--- DATA Enclosed Below ---

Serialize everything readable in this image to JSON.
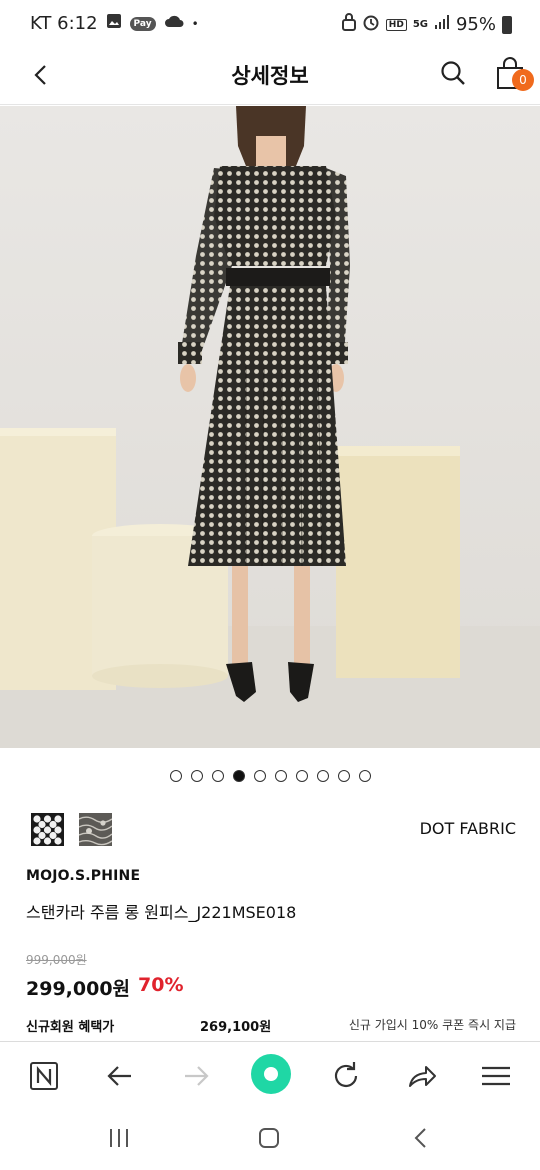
{
  "status_bar": {
    "carrier_time": "KT 6:12",
    "pay_label": "Pay",
    "dot": "•",
    "hd_label": "HD",
    "network": "5G",
    "battery": "95%"
  },
  "header": {
    "title": "상세정보",
    "cart_count": "0"
  },
  "gallery": {
    "total": 10,
    "active_index": 3
  },
  "product": {
    "fabric_label": "DOT FABRIC",
    "brand": "MOJO.S.PHINE",
    "name": "스탠카라 주름 롱 원피스_J221MSE018",
    "original_price": "999,000원",
    "sale_price": "299,000원",
    "discount": "70%",
    "member_label": "신규회원 혜택가",
    "member_price": "269,100원",
    "member_note": "신규 가입시 10% 쿠폰 즉시 지급"
  },
  "colors": {
    "accent_orange": "#f06a1d",
    "discount_red": "#e0232d",
    "home_green": "#1fd7a5"
  }
}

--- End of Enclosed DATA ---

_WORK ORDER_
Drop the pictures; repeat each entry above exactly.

_TASK RESPONSE_
Serialize everything readable in this image to JSON.
{
  "status_bar": {
    "carrier_time": "KT 6:12",
    "pay_label": "Pay",
    "dot": "•",
    "hd_label": "HD",
    "network": "5G",
    "battery": "95%"
  },
  "header": {
    "title": "상세정보",
    "cart_count": "0"
  },
  "gallery": {
    "total": 10,
    "active_index": 3
  },
  "product": {
    "fabric_label": "DOT FABRIC",
    "brand": "MOJO.S.PHINE",
    "name": "스탠카라 주름 롱 원피스_J221MSE018",
    "original_price": "999,000원",
    "sale_price": "299,000원",
    "discount": "70%",
    "member_label": "신규회원 혜택가",
    "member_price": "269,100원",
    "member_note": "신규 가입시 10% 쿠폰 즉시 지급"
  },
  "colors": {
    "accent_orange": "#f06a1d",
    "discount_red": "#e0232d",
    "home_green": "#1fd7a5"
  }
}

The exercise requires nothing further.